Let me share my experience.
I had a security detail for eight years. They are able professionals who do their job well, but it is the civic leader who must first ask whether the job should be done at all. Our team looked at the level of threat and determined it was over-scaled. While my predecessor, and now my successor, elected to travel with agent teams, during my time in office we scaled it back to one agent. They were recognized as a communication and transportation link as I moved. They were to blend in and not surround me because there is nothing that will thwart the honest opinion of a constituent the way that a guy with dark glasses and an ear piece standing behind you will. That honest and unvarnished appraisal of a taxpayer is vital to an officeholder having a real sense of what’s happening in the state they represent.

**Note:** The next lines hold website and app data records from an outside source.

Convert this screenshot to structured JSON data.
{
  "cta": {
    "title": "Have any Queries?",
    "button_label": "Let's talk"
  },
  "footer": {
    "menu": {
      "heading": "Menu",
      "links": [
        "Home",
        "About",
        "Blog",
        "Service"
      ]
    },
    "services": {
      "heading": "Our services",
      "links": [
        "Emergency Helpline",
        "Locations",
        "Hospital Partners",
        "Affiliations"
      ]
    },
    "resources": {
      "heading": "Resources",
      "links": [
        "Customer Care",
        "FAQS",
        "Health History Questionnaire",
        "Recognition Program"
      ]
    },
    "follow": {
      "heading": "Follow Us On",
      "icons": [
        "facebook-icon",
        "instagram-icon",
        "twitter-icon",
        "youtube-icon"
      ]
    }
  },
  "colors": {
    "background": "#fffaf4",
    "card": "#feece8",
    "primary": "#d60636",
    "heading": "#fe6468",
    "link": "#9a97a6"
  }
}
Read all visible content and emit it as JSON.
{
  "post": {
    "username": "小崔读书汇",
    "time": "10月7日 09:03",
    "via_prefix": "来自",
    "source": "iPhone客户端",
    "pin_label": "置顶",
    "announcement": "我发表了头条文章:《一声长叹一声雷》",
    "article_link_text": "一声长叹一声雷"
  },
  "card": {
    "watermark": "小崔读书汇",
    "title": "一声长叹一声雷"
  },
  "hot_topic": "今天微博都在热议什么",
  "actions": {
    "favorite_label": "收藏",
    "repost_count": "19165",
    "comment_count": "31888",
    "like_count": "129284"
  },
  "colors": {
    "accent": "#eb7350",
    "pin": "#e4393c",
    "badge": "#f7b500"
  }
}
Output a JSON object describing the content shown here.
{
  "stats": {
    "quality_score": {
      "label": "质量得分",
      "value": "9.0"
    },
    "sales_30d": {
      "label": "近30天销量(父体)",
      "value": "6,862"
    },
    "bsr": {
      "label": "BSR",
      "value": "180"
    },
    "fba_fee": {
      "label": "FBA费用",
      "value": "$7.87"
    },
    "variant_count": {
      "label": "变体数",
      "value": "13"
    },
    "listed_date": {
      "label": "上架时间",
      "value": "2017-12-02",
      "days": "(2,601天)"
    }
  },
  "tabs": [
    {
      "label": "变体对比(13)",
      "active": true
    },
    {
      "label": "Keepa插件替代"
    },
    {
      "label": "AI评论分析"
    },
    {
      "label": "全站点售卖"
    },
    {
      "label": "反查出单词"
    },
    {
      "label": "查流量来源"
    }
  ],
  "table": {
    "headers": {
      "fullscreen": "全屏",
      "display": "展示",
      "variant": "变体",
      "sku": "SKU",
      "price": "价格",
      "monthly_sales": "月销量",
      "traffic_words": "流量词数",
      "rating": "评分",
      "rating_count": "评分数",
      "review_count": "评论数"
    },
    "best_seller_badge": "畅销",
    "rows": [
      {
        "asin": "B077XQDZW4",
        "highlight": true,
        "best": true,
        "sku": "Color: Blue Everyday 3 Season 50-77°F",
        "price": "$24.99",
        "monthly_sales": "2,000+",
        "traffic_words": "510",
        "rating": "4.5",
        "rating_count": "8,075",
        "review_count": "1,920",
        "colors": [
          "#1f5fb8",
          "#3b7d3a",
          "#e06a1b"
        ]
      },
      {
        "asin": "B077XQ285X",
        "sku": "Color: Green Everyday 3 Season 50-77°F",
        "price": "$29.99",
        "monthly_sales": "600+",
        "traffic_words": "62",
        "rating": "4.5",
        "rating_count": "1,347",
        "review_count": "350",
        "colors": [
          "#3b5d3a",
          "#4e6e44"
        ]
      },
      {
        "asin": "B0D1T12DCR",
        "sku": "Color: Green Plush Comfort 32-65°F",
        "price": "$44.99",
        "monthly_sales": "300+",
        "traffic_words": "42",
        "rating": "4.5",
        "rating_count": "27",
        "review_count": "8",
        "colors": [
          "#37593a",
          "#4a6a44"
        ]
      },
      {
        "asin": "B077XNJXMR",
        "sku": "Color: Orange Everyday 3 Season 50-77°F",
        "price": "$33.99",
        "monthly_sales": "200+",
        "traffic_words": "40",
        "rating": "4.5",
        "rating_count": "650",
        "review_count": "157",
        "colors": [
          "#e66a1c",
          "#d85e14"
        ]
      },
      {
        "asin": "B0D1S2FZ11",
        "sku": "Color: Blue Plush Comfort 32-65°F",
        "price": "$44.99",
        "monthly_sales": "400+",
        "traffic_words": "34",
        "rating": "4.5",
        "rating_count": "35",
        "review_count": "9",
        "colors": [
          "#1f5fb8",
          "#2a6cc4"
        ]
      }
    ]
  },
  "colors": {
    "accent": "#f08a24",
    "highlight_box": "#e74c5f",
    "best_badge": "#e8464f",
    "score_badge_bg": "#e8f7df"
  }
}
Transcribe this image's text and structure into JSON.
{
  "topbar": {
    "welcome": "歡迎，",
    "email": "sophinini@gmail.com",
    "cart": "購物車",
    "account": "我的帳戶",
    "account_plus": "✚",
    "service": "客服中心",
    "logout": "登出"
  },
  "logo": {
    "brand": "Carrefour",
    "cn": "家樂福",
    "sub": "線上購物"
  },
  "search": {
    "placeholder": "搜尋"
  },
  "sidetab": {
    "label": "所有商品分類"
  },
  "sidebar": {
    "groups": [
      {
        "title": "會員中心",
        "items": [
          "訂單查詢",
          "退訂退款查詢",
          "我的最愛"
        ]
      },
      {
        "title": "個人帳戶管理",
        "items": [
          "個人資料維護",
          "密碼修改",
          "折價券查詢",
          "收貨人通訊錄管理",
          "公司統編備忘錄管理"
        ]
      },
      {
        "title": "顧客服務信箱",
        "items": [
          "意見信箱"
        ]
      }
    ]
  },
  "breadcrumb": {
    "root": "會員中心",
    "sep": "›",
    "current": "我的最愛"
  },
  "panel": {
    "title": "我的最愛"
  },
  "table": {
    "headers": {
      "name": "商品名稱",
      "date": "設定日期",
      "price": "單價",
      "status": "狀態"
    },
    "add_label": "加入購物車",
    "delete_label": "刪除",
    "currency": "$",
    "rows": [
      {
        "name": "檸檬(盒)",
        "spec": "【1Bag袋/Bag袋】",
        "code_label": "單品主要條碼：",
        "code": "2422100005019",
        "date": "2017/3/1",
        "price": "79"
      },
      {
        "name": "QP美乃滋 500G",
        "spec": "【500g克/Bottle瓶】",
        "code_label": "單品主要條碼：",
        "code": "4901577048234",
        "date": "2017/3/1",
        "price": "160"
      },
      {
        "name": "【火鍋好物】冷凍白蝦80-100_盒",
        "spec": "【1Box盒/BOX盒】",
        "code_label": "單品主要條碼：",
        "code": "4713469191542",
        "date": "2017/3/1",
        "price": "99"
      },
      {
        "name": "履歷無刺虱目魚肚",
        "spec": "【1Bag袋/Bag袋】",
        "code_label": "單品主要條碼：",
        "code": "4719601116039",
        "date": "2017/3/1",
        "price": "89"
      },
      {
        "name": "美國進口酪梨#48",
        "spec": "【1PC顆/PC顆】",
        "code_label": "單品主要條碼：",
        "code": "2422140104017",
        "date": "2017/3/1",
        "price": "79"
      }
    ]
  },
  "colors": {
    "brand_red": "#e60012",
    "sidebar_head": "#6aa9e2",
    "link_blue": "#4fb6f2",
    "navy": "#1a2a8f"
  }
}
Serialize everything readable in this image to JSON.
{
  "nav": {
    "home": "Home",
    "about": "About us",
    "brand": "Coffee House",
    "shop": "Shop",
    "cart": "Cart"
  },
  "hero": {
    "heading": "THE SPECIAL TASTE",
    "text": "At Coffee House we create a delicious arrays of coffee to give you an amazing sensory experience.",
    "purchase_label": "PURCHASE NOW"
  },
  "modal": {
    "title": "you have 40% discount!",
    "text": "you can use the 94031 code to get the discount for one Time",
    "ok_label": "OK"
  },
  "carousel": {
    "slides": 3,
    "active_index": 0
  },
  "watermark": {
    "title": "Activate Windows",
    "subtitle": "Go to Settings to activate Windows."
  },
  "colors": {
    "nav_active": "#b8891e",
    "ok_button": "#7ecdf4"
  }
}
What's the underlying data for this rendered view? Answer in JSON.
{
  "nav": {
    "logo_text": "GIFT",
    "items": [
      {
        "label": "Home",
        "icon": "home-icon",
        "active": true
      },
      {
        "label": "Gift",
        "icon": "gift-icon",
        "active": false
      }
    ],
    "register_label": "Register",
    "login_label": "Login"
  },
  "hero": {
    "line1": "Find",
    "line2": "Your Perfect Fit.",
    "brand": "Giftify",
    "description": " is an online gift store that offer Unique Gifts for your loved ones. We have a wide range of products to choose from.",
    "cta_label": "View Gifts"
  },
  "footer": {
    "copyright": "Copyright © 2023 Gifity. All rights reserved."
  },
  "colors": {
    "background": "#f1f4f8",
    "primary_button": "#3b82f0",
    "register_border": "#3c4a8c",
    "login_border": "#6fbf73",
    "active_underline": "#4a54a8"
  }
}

From a security standpoint, no governor has ever been assassinated. The former governor of Alabama, George McGovern, comes the closest, but his role as governor had nothing to do with it. A national leader at that time in holding to segregation, he was on his third run for the presidency and was shot in Maryland.
For this reason, along with cutting my own detail, we fought against a detail being added for former Lt. Gov. Andre Bauer. The issue there was he wanted to be driven, but we countered that he could use a staffer rather than law enforcement professional for that purpose. To his credit, it was Andre’s predecessor, Bob Peeler, who recognized what a waste of resources the whole thing was and he had discontinued the use of security during his years as lieutenant governor.
All this is not to say politicians don’t want security details. They love them. They love the entourages. The commodity of politics is power and the details are a tool in projecting its image. But that doesn’t make it a wise use of taxpayer resources, particularly in a state where we have unfunded liabilities that reach into the tens of billions.
I realize Sen. Hugh Leatherman and others have said Glenn McConnell needs a security detail, but Hugh was also one of those who led efforts to override my vetoing a $6 million security system at the Statehouse that now, years later, still does not work. I respect, but don’t agree with, his assessments of cost and security risk. More realistically, what is happening here is the way of politics; ask your allies to ask for that which you want but don’t want to ask for publicly.
In sticking my head up on this issue, I realize some will say I have no right to speak out given I didn’t let my own detail know about my trip to Argentina before I left. They are right; that was wrong. But it doesn’t change our present obligation as taxpayers to look at what we get – and don’t get – out of what we invest in government. In this, case if it is so-called “security,” we will get only its trappings – and squandering money in a state with needs as we have is something that will make us all less “secure” as taxpayers.
Mr. Sanford is the former governor of South Carolina. Reach him at firstname.lastname@example.org. He wrote this for The (Columbia) State.